During this latest surge in the effort to free Jonathan Pollard, I have read editorials and letters to editors suggesting that opposition to his release is rooted in anti-Semitism, and that it is somehow “un-American” to make him serve his full sentence. Lost in the rhetoric is that fact that many of those who oppose his release are not only Jewish, but ardent Zionists as well. I proudly count myself among those.
Pollard was a traitor to his country. Traitors don’t get to decide who it’s okay to spy for; they don’t get to decide when their betrayal will or won’t hurt the country; and they don’t get to play the anti-Semitism card to walk out of prison early. My father fought and was willing to die for the United States; the same is true of hundreds of thousands of others, Jewish and non-Jewish. What Pollard did betrayed everything they stood for and fought for.
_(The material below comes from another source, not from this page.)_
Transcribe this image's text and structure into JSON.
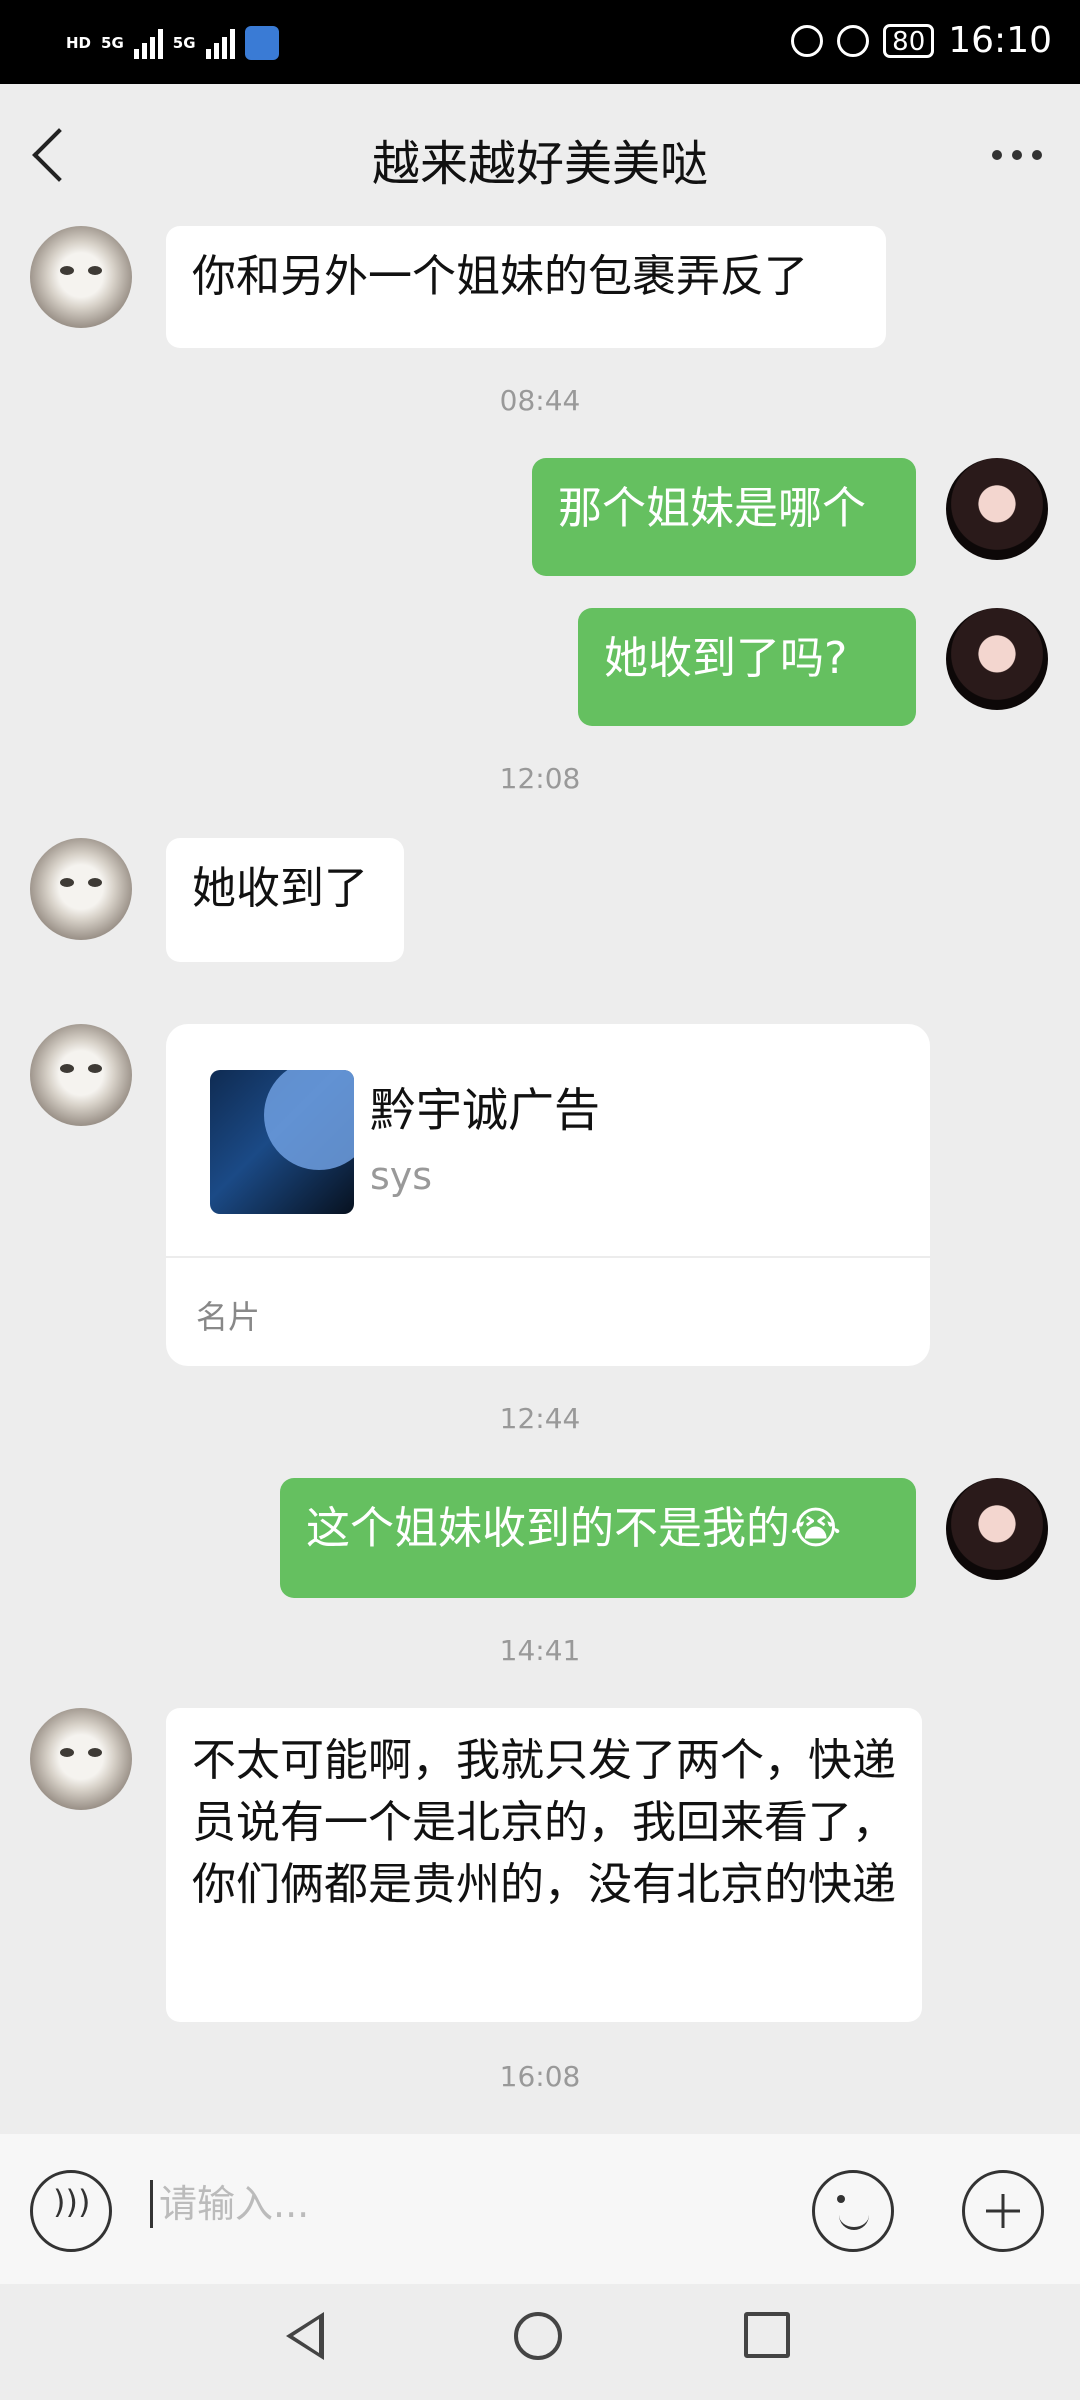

The suggestion that his release would somehow endear President Obama to Israel or that it would ease the relationship between Israel and the United States is equally offensive. As much as I deplore the president’s approach to Israel, the relationship between the two countries has always been, and should continue to be, based upon mutual respect and self-interest. To suggest that Obama has to perform an act of contrition by releasing a convicted spy should be unpalatable to every American, regardless of their race, religion, or politics.
Like so many American Jews, I would give my life if necessary for the United States, and I would give it just as freely for Israel. Like so many, I struggle with the prospect of America and Israel diverging from the path that they have historically walked together. And like so many, I cringe at the attitude of the current administration towards a traditional and steadfast ally. But no matter what the future brings, Jonathan Pollard’s solution can never be our solution. Betrayal is not an answer, or even an option.
Jeffrey A. Bronster